(Data records)
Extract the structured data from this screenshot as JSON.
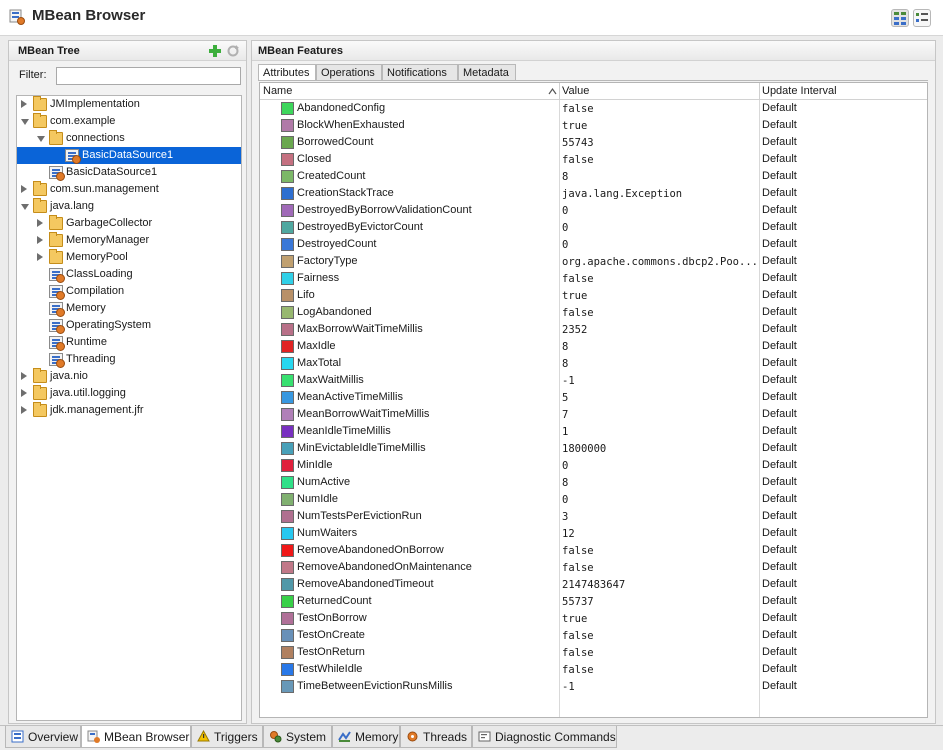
{
  "window": {
    "title": "MBean Browser"
  },
  "left_panel": {
    "title": "MBean Tree",
    "filter_label": "Filter:",
    "filter_value": "",
    "tree": [
      {
        "label": "JMImplementation",
        "level": 0,
        "type": "folder",
        "expanded": false,
        "selected": false
      },
      {
        "label": "com.example",
        "level": 0,
        "type": "folder",
        "expanded": true,
        "selected": false
      },
      {
        "label": "connections",
        "level": 1,
        "type": "folder",
        "expanded": true,
        "selected": false
      },
      {
        "label": "BasicDataSource1",
        "level": 2,
        "type": "bean",
        "selected": true
      },
      {
        "label": "BasicDataSource1",
        "level": 1,
        "type": "bean",
        "selected": false
      },
      {
        "label": "com.sun.management",
        "level": 0,
        "type": "folder",
        "expanded": false,
        "selected": false
      },
      {
        "label": "java.lang",
        "level": 0,
        "type": "folder",
        "expanded": true,
        "selected": false
      },
      {
        "label": "GarbageCollector",
        "level": 1,
        "type": "folder",
        "expanded": false,
        "selected": false
      },
      {
        "label": "MemoryManager",
        "level": 1,
        "type": "folder",
        "expanded": false,
        "selected": false
      },
      {
        "label": "MemoryPool",
        "level": 1,
        "type": "folder",
        "expanded": false,
        "selected": false
      },
      {
        "label": "ClassLoading",
        "level": 1,
        "type": "bean",
        "selected": false
      },
      {
        "label": "Compilation",
        "level": 1,
        "type": "bean",
        "selected": false
      },
      {
        "label": "Memory",
        "level": 1,
        "type": "bean",
        "selected": false
      },
      {
        "label": "OperatingSystem",
        "level": 1,
        "type": "bean",
        "selected": false
      },
      {
        "label": "Runtime",
        "level": 1,
        "type": "bean",
        "selected": false
      },
      {
        "label": "Threading",
        "level": 1,
        "type": "bean",
        "selected": false
      },
      {
        "label": "java.nio",
        "level": 0,
        "type": "folder",
        "expanded": false,
        "selected": false
      },
      {
        "label": "java.util.logging",
        "level": 0,
        "type": "folder",
        "expanded": false,
        "selected": false
      },
      {
        "label": "jdk.management.jfr",
        "level": 0,
        "type": "folder",
        "expanded": false,
        "selected": false
      }
    ]
  },
  "right_panel": {
    "title": "MBean Features",
    "tabs": [
      {
        "label": "Attributes",
        "active": true
      },
      {
        "label": "Operations",
        "active": false
      },
      {
        "label": "Notifications",
        "active": false
      },
      {
        "label": "Metadata",
        "active": false
      }
    ],
    "columns": {
      "name": "Name",
      "value": "Value",
      "interval": "Update Interval"
    },
    "rows": [
      {
        "name": "AbandonedConfig",
        "value": "false",
        "interval": "Default",
        "color": "#3dd65c"
      },
      {
        "name": "BlockWhenExhausted",
        "value": "true",
        "interval": "Default",
        "color": "#b07aa8"
      },
      {
        "name": "BorrowedCount",
        "value": "55743",
        "interval": "Default",
        "color": "#6aa84f"
      },
      {
        "name": "Closed",
        "value": "false",
        "interval": "Default",
        "color": "#c47080"
      },
      {
        "name": "CreatedCount",
        "value": "8",
        "interval": "Default",
        "color": "#7cb868"
      },
      {
        "name": "CreationStackTrace",
        "value": "java.lang.Exception",
        "interval": "Default",
        "color": "#2e6fd0"
      },
      {
        "name": "DestroyedByBorrowValidationCount",
        "value": "0",
        "interval": "Default",
        "color": "#a06ab8"
      },
      {
        "name": "DestroyedByEvictorCount",
        "value": "0",
        "interval": "Default",
        "color": "#4fa8a0"
      },
      {
        "name": "DestroyedCount",
        "value": "0",
        "interval": "Default",
        "color": "#3a78d8"
      },
      {
        "name": "FactoryType",
        "value": "org.apache.commons.dbcp2.Poo...",
        "interval": "Default",
        "color": "#c0a070"
      },
      {
        "name": "Fairness",
        "value": "false",
        "interval": "Default",
        "color": "#30d0e8"
      },
      {
        "name": "Lifo",
        "value": "true",
        "interval": "Default",
        "color": "#b89068"
      },
      {
        "name": "LogAbandoned",
        "value": "false",
        "interval": "Default",
        "color": "#98b870"
      },
      {
        "name": "MaxBorrowWaitTimeMillis",
        "value": "2352",
        "interval": "Default",
        "color": "#b87088"
      },
      {
        "name": "MaxIdle",
        "value": "8",
        "interval": "Default",
        "color": "#e02424"
      },
      {
        "name": "MaxTotal",
        "value": "8",
        "interval": "Default",
        "color": "#28d8f0"
      },
      {
        "name": "MaxWaitMillis",
        "value": "-1",
        "interval": "Default",
        "color": "#38e070"
      },
      {
        "name": "MeanActiveTimeMillis",
        "value": "5",
        "interval": "Default",
        "color": "#3898e0"
      },
      {
        "name": "MeanBorrowWaitTimeMillis",
        "value": "7",
        "interval": "Default",
        "color": "#b080b8"
      },
      {
        "name": "MeanIdleTimeMillis",
        "value": "1",
        "interval": "Default",
        "color": "#7830c0"
      },
      {
        "name": "MinEvictableIdleTimeMillis",
        "value": "1800000",
        "interval": "Default",
        "color": "#48a0b8"
      },
      {
        "name": "MinIdle",
        "value": "0",
        "interval": "Default",
        "color": "#e0203c"
      },
      {
        "name": "NumActive",
        "value": "8",
        "interval": "Default",
        "color": "#30e088"
      },
      {
        "name": "NumIdle",
        "value": "0",
        "interval": "Default",
        "color": "#80b070"
      },
      {
        "name": "NumTestsPerEvictionRun",
        "value": "3",
        "interval": "Default",
        "color": "#b07090"
      },
      {
        "name": "NumWaiters",
        "value": "12",
        "interval": "Default",
        "color": "#28c8f0"
      },
      {
        "name": "RemoveAbandonedOnBorrow",
        "value": "false",
        "interval": "Default",
        "color": "#f01818"
      },
      {
        "name": "RemoveAbandonedOnMaintenance",
        "value": "false",
        "interval": "Default",
        "color": "#c07888"
      },
      {
        "name": "RemoveAbandonedTimeout",
        "value": "2147483647",
        "interval": "Default",
        "color": "#5098a8"
      },
      {
        "name": "ReturnedCount",
        "value": "55737",
        "interval": "Default",
        "color": "#38d048"
      },
      {
        "name": "TestOnBorrow",
        "value": "true",
        "interval": "Default",
        "color": "#b07098"
      },
      {
        "name": "TestOnCreate",
        "value": "false",
        "interval": "Default",
        "color": "#6890b8"
      },
      {
        "name": "TestOnReturn",
        "value": "false",
        "interval": "Default",
        "color": "#b08060"
      },
      {
        "name": "TestWhileIdle",
        "value": "false",
        "interval": "Default",
        "color": "#2878e8"
      },
      {
        "name": "TimeBetweenEvictionRunsMillis",
        "value": "-1",
        "interval": "Default",
        "color": "#6898b8"
      }
    ]
  },
  "bottom_tabs": [
    {
      "label": "Overview",
      "icon": "overview-icon",
      "active": false
    },
    {
      "label": "MBean Browser",
      "icon": "mbean-browser-icon",
      "active": true
    },
    {
      "label": "Triggers",
      "icon": "triggers-icon",
      "active": false
    },
    {
      "label": "System",
      "icon": "system-icon",
      "active": false
    },
    {
      "label": "Memory",
      "icon": "memory-icon",
      "active": false
    },
    {
      "label": "Threads",
      "icon": "threads-icon",
      "active": false
    },
    {
      "label": "Diagnostic Commands",
      "icon": "diagnostic-commands-icon",
      "active": false
    }
  ]
}
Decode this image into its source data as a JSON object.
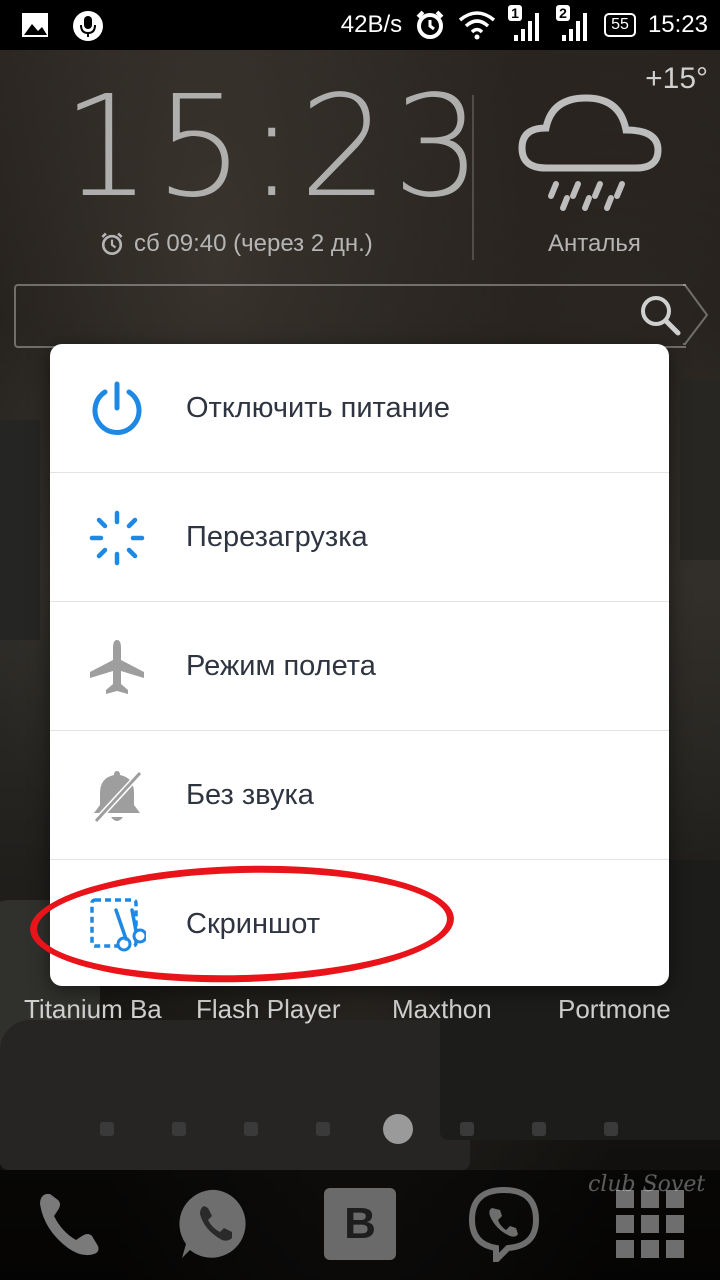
{
  "status_bar": {
    "net_speed": "42B/s",
    "sim1": "1",
    "sim2": "2",
    "battery": "55",
    "time": "15:23",
    "icons": [
      "gallery-icon",
      "microphone-icon",
      "alarm-icon",
      "wifi-icon",
      "signal-icon",
      "signal-icon",
      "battery-icon"
    ]
  },
  "widget": {
    "clock": "15:23",
    "alarm": "сб 09:40 (через 2 дн.)",
    "temperature": "+15°",
    "city": "Анталья",
    "weather_icon": "rain-cloud-icon"
  },
  "power_menu": {
    "items": [
      {
        "label": "Отключить питание",
        "icon": "power-icon"
      },
      {
        "label": "Перезагрузка",
        "icon": "reboot-icon"
      },
      {
        "label": "Режим полета",
        "icon": "airplane-icon"
      },
      {
        "label": "Без звука",
        "icon": "silent-icon"
      },
      {
        "label": "Скриншот",
        "icon": "screenshot-icon"
      }
    ],
    "accent": "#1e88e5"
  },
  "apps": [
    "Titanium Ba",
    "Flash Player",
    "Maxthon",
    "Portmone"
  ],
  "dock": [
    "phone-icon",
    "whatsapp-icon",
    "vk-icon",
    "viber-icon",
    "apps-grid-icon"
  ],
  "watermark": "club Sovet",
  "annotation_color": "#e8141a"
}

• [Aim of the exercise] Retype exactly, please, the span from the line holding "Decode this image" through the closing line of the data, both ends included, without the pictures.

• [Exercise result]
Decode this image into its source data as a JSON object.
{
  "status_bar": {
    "net_speed": "42B/s",
    "sim1": "1",
    "sim2": "2",
    "battery": "55",
    "time": "15:23",
    "icons": [
      "gallery-icon",
      "microphone-icon",
      "alarm-icon",
      "wifi-icon",
      "signal-icon",
      "signal-icon",
      "battery-icon"
    ]
  },
  "widget": {
    "clock": "15:23",
    "alarm": "сб 09:40 (через 2 дн.)",
    "temperature": "+15°",
    "city": "Анталья",
    "weather_icon": "rain-cloud-icon"
  },
  "power_menu": {
    "items": [
      {
        "label": "Отключить питание",
        "icon": "power-icon"
      },
      {
        "label": "Перезагрузка",
        "icon": "reboot-icon"
      },
      {
        "label": "Режим полета",
        "icon": "airplane-icon"
      },
      {
        "label": "Без звука",
        "icon": "silent-icon"
      },
      {
        "label": "Скриншот",
        "icon": "screenshot-icon"
      }
    ],
    "accent": "#1e88e5"
  },
  "apps": [
    "Titanium Ba",
    "Flash Player",
    "Maxthon",
    "Portmone"
  ],
  "dock": [
    "phone-icon",
    "whatsapp-icon",
    "vk-icon",
    "viber-icon",
    "apps-grid-icon"
  ],
  "watermark": "club Sovet",
  "annotation_color": "#e8141a"
}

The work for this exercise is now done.